Are we connected?
Most certainly the climate change and climate justice campaigns inevitably are connected and ensnared in the tangled web described, as are all campaigns which emanate from anywhere but central diktat - be it in America, Brussels or Westminster.
What is the connection to the environment and to social justice and to the dominant system?
The connections to each are as described above and that is why we realise that at least three essential changes have to be implemented if we are to free ourselves from entrapment by the dominant system responsible for continuing and exacerbating the damage being generated, both by frustrating and preventing the changes now so urgently needed and increasingly being demanded.
The three changes are:
1. Re-structuring government from top-down diktat to bottom-up democracy but unlike in Scotland, including the stricture that members standing to be elected by way of an appropriate system of majority, proportionally representative voting, would be held accountable throughout their terms of office to fulfill the requirements of voters from the parish and county levels of government.
2. Re-structuring the implementation, values and aims of the usury- driven capitalist, debt-based finance and 'real' economy systems, for replacement with a form of positive money recorded as an asset rather than as a debt on the liability column on the Bank of England balance sheets,and that money be redistributed by statute in the form of a living income or citizens' dividend to cover all costs essential for permanent security in housing, food and water for everyone, in amounts variable and adjusted to counter all further vagaries and vicissitudes on account of failures of the system.
3. The third change needed is a radical change in our values and life-style whereby for example less time is allowed to be spent in damaging activities for financial gain, and more time assured for salutary living rather than locked into soul-destroying, counter-productive, environmentally-damaging jobs designed to further enrich the already filthy-rich who continue to manipulate increased assaults toward world destruction.
If you want Green policies in Wessex
Joining the Wessex Regionalists costs just £5 as a 'Supporter'

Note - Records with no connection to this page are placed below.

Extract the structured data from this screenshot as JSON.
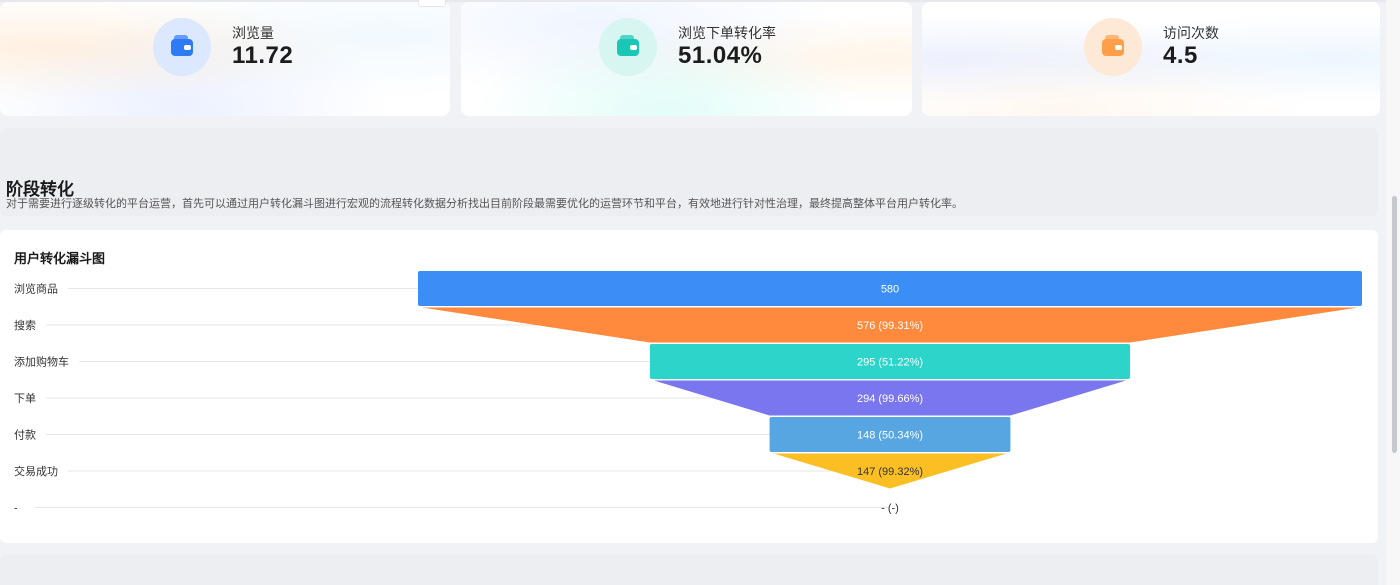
{
  "kpis": [
    {
      "label": "浏览量",
      "value": "11.72",
      "icon": "wallet-icon",
      "icon_color": "#2f7bf5",
      "icon_bg": "#dbe8fd"
    },
    {
      "label": "浏览下单转化率",
      "value": "51.04%",
      "icon": "wallet-icon",
      "icon_color": "#19c7b5",
      "icon_bg": "#d7f5f1"
    },
    {
      "label": "访问次数",
      "value": "4.5",
      "icon": "wallet-icon",
      "icon_color": "#ff9f4a",
      "icon_bg": "#fde9d6"
    }
  ],
  "section": {
    "title": "阶段转化",
    "description": "对于需要进行逐级转化的平台运营，首先可以通过用户转化漏斗图进行宏观的流程转化数据分析找出目前阶段最需要优化的运营环节和平台，有效地进行针对性治理，最终提高整体平台用户转化率。"
  },
  "chart_data": {
    "type": "funnel",
    "title": "用户转化漏斗图",
    "stages": [
      {
        "name": "浏览商品",
        "value": 580,
        "label": "580",
        "color": "#3a8ef6"
      },
      {
        "name": "搜索",
        "value": 576,
        "label": "576 (99.31%)",
        "color": "#ff8a3d"
      },
      {
        "name": "添加购物车",
        "value": 295,
        "label": "295 (51.22%)",
        "color": "#2dd4c9"
      },
      {
        "name": "下单",
        "value": 294,
        "label": "294 (99.66%)",
        "color": "#7a76f0"
      },
      {
        "name": "付款",
        "value": 148,
        "label": "148 (50.34%)",
        "color": "#57a6e2"
      },
      {
        "name": "交易成功",
        "value": 147,
        "label": "147 (99.32%)",
        "color": "#fbbf24"
      },
      {
        "name": "-",
        "value": null,
        "label": "- (-)",
        "color": "#cccccc"
      }
    ]
  }
}
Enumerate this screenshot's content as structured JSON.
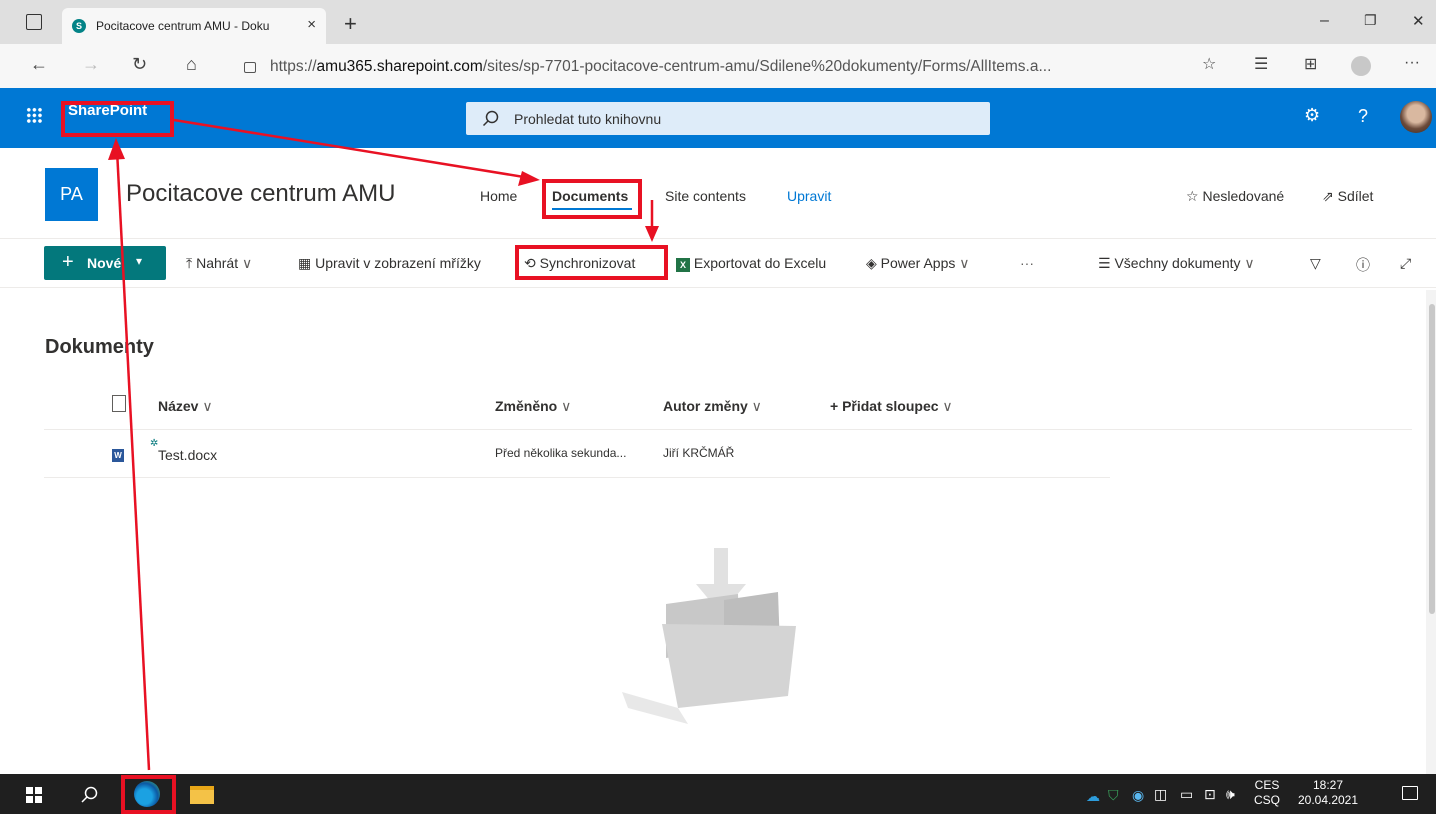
{
  "browser": {
    "tab_title": "Pocitacove centrum AMU - Doku",
    "tab_close": "×",
    "new_tab": "+",
    "url_prefix": "https://",
    "url_host": "amu365.sharepoint.com",
    "url_path": "/sites/sp-7701-pocitacove-centrum-amu/Sdilene%20dokumenty/Forms/AllItems.a...",
    "window_controls": [
      "–",
      "❐",
      "✕"
    ]
  },
  "suitebar": {
    "app_name": "SharePoint",
    "search_placeholder": "Prohledat tuto knihovnu"
  },
  "site": {
    "logo_text": "PA",
    "title": "Pocitacove centrum AMU",
    "nav": [
      "Home",
      "Documents",
      "Site contents",
      "Upravit"
    ],
    "follow": "Nesledované",
    "share": "Sdílet"
  },
  "commandbar": {
    "new": "Nové",
    "upload": "Nahrát",
    "grid_edit": "Upravit v zobrazení mřížky",
    "sync": "Synchronizovat",
    "export": "Exportovat do Excelu",
    "power_apps": "Power Apps",
    "more": "···",
    "view": "Všechny dokumenty"
  },
  "library": {
    "title": "Dokumenty",
    "columns": [
      "Název",
      "Změněno",
      "Autor změny",
      "+ Přidat sloupec"
    ],
    "rows": [
      {
        "name": "Test.docx",
        "modified": "Před několika sekunda...",
        "author": "Jiří KRČMÁŘ"
      }
    ]
  },
  "taskbar": {
    "lang_top": "CES",
    "lang_bottom": "CSQ",
    "time": "18:27",
    "date": "20.04.2021"
  },
  "colors": {
    "suite_blue": "#0078d4",
    "teal": "#03787c",
    "highlight_red": "#e81123"
  }
}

or £10 as a 'Full Member'. Click on the image above to find out how to join us,
Do you share the same values as the Wessex Regionalists? Click on the image above to take our short survey and find out.